Board Member Tom Kacandes said he wants to draft a letter to the County Legislature asking them to pass a law to eliminate single-stream recycling which he billed a “totally unproductive exercise.”
“There’s excess trucking and expense for the agency,” he said. “This method has been thoroughly tried and failed in jurisdiction after jurisdiction.”
Kacandes said he wants to change the law governing private garbage haulers who pick up and residences and businesses outside of the city of Kingston to separate cardboard from plastic and glass items.
He said that’s not out of reach for these companies as they could handle route management to run a dedicated recycling truck that separates cardboard and paper from glass and plastic instead of running mixed recycling and garbage trucks.
“Let’s stop playing around, crapping around,” Kacandes said.
Angelina Brandt, the agency’s director of sustainability, said single-stream leads to a very high contamination rate with 20 percent or more of items coming into RRA facilities being contaminated to a level that can’t be sorted out.
“We see some single stream going into the trash being bagged with other garbage,” Brandt said at a recent RRA meeting. And she said this could be only the tip of the iceberg as less than 20 percent of the recycling in Ulster County passes through the facility.
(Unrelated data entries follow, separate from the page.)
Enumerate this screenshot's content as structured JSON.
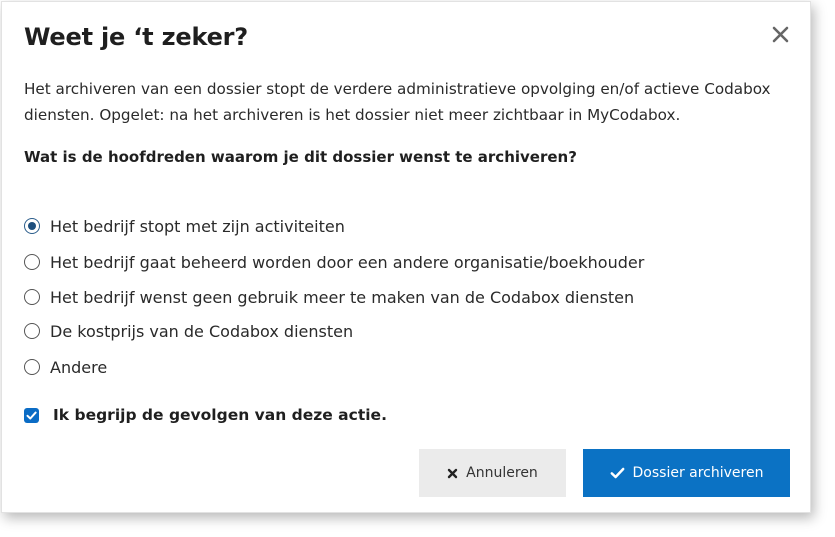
{
  "dialog": {
    "title": "Weet je ‘t zeker?",
    "description": "Het archiveren van een dossier stopt de verdere administratieve opvolging en/of actieve Codabox diensten. Opgelet: na het archiveren is het dossier niet meer zichtbaar in MyCodabox.",
    "question": "Wat is de hoofdreden waarom je dit dossier wenst te archiveren?",
    "close_icon": "close-icon"
  },
  "reasons": {
    "selected_index": 0,
    "options": [
      {
        "label": "Het bedrijf stopt met zijn activiteiten",
        "checked": true
      },
      {
        "label": "Het bedrijf gaat beheerd worden door een andere organisatie/boekhouder",
        "checked": false
      },
      {
        "label": "Het bedrijf wenst geen gebruik meer te maken van de Codabox diensten",
        "checked": false
      },
      {
        "label": "De kostprijs van de Codabox diensten",
        "checked": false
      },
      {
        "label": "Andere",
        "checked": false
      }
    ]
  },
  "confirm": {
    "label": "Ik begrijp de gevolgen van deze actie.",
    "checked": true
  },
  "buttons": {
    "cancel_label": "Annuleren",
    "cancel_icon": "times-icon",
    "submit_label": "Dossier archiveren",
    "submit_icon": "check-icon"
  },
  "colors": {
    "primary": "#0b72c4",
    "checkbox": "#0b6cc5",
    "radio_checked": "#1d4f7e",
    "cancel_bg": "#ebebeb"
  }
}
She admitted they are subject to the discretion of what private haulers who pick up at homes and businesses are reporting.
Charles Whittaker, the RRA’s director of operations and compliance, said he’s seen garden hoses and even kiddie pools ending up on the floor of the recycling facility. “We know there’s a lot of contamination and it ends up at the transfer station or the incinerator.” Whittaker said the private haulers have a whole different agenda.
Board member Charles Landi noted that automated trucks used in single-stream recycling allow private haulers to do 1000 houses a day, up from a few hundred a day in years past.
Board Member Kathie Beinkafner suggested that perhaps private haulers could take the recycling they pick up to town transfer stations.
But Whittaker said that can’t happen as New York state Department of Environmental Conservation laws limit town transfer stations to residential use. “Residents have their place to go and haulers have their place to go,” Whittaker said. “That’s the way the system was designed 30 years ago.” He said back then the county provided towns with $40,000 to build drop centers along with $500,000 to close their landfills. And that still leaves the agency in debt.
Ulster County Legislator Manna Jo Greene, who attended the virtual meeting said she believes single-stream recycling presents a problem in marketing the material.
Greene who represents the towns of Marbletown and Rosendale in the Legislature’s District 1 is no stranger to the RRA as she worked there as he agency’s Recycling Coordinator from 1990-2000 and presently serves as Clearwater Sloop’s Environmental Action Director.
“The way to market material is quality, quality, we learned that 30 years ago,” she said. “Someone along the way said we didn’t have to dual-stream. If we don’t have to separate paper and cans we’ll get higher participation.” But this results in things like spaghetti sauce getting on the newspaper, she said.
An effective dual-stream system will help the agency process waste in a cost-effective way in a system that’s really designed for dual-stream, Greene said.
She said the town transfer stations do the best job of separating things in the recycling stream that don’t belong together.
She pointed to the Marbletown Town Transfer Station, which once even went so far as to separate glass by color into green, amber and clear glass. Glass can present a problem as it gets crushed in trucks and the little fragments can damage the machinery.
“Keeping it separate allows us to market it,” Greene said. “It’s marketable if it’s a pure product.”